Conceptually, it does make some sense as the summer is slower and quieter with folks on vacation, at the beach, etc..  Hence, there is less volume which perhaps leads to lower returns.  And a look at historical data does indeed reveal some seasonal tendencies:

The average monthly returns (excluding dividends) for the S&P 500 by month since 1950

Jan       Feb        Mar      Apr      May      Jun       Jul         Aug       Sep        Oct       Nov     Dec

1.03     0.05     1.17      1.48     0.21     -0.03    0.98     -0.09    -0.52    0.94     1.50     1.62

It is a fact that June, August and September have been negative, historically, but notice how July makes up for all of it!  And October has been pretty good on average, contrary to popular perception (likely stemming from two big crashes 1987 and 2008 which were in October).

So it turns out that, historically, an investor would have under-performed a buy and hold strategy by around 1.5% annually for being out of the market (S&P 500) from May – October. (That’s without taxes and transaction costs, heaven knows what they add to the cost)

Perhaps very skilled traders might benefit from taking more aggressive trades seasonally – but it’s risky even for them, especially in any one year.  And if there are some seasonal tendencies based on low volume historically, who is to say they will continue into the future with more and more trading occurring electronically (That is even when the traders are on the beach!)

So my best guess is that 99% of us should NOT sell in May and go away but instead create, monitor and stick to a longer term financial plan, even if it gyrates through summer and winter alike.

Cruising On Autopilot Checking The Engine








In our last post here, I pointed out the importance of featuring managed portfolios, usually target date funds, in 401k line-ups as research has shown that the majority of participants lack the time and interest to select and monitor their portfolios.  Cruising on autopilot, in other words.

That said, when one cruises on autopilot, they still need to occasionally check the engine, right?

So let us take a closer look at target date funds (TDFs):

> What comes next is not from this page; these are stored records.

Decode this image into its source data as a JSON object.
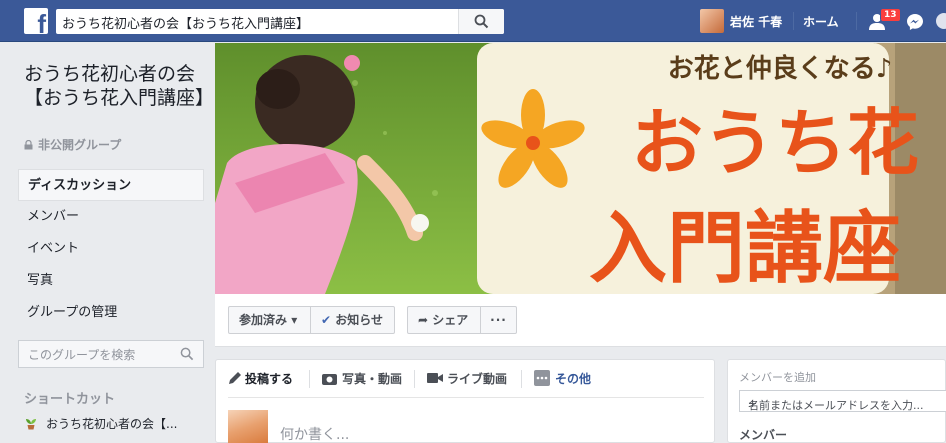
{
  "topbar": {
    "logo_letter": "f",
    "search_value": "おうち花初心者の会【おうち花入門講座】",
    "user_name": "岩佐 千春",
    "home_label": "ホーム",
    "friend_requests_count": "13",
    "icons": [
      "facebook-logo-icon",
      "search-icon",
      "friends-icon",
      "messenger-icon"
    ]
  },
  "sidebar": {
    "group_title": "おうち花初心者の会【おうち花入門講座】",
    "privacy_label": "非公開グループ",
    "nav": [
      {
        "label": "ディスカッション",
        "active": true
      },
      {
        "label": "メンバー"
      },
      {
        "label": "イベント"
      },
      {
        "label": "写真"
      },
      {
        "label": "グループの管理"
      }
    ],
    "search_placeholder": "このグループを検索",
    "shortcuts_heading": "ショートカット",
    "shortcut_item": "おうち花初心者の会【..."
  },
  "cover": {
    "tagline": "お花と仲良くなる♪",
    "title_line1": "おうち花",
    "title_line2": "入門講座"
  },
  "actions": {
    "joined_label": "参加済み",
    "notify_label": "お知らせ",
    "share_label": "シェア",
    "more_label": "···"
  },
  "composer": {
    "tabs": [
      "投稿する",
      "写真・動画",
      "ライブ動画",
      "その他"
    ],
    "placeholder": "何か書く..."
  },
  "members_panel": {
    "add_label": "メンバーを追加",
    "input_placeholder": "名前またはメールアドレスを入力...",
    "members_label": "メンバー"
  },
  "colors": {
    "topbar": "#3b5998",
    "background": "#e9ebee",
    "cover_text": "#e8531a",
    "badge": "#fa3e3e"
  }
}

The basic concept is that a participant only needs to select the date that most closely corresponds to their anticipated retirement year.  The fund provider creates portfolios of stocks, bonds, cash and for some “alternative asset classes” that are risk/return appropriate based on the investors’ time horizon – and then gradually and automatically adjusts the mix as the investor moves to and through retirement.  This adjustment is known as the “Glide-Path” But here is where TDFs differ and why we still need to check the engine:

When investors are more than 25 years away from their retirement age – virtually all funds allocate a high % of the portfolios to equities.  However when one is AT retirement age there is a wide gap – with funds ranging from 25% equities to 60% equities – also the allocation adjustments can vary dramatically through retirement.  Which approach is better is of course in the eye of the beholder (i.e., investor, adviser, participants, Et. Cetera).

The important point here is to be aware of the allocation mix and to understand the glide path approach of the provider and make sure it fits into your overall financial and retirement planning strategy.

Cruising on autopilot is a good thing for many investors, especially 401k plan participants, but it never hurts to check the engine.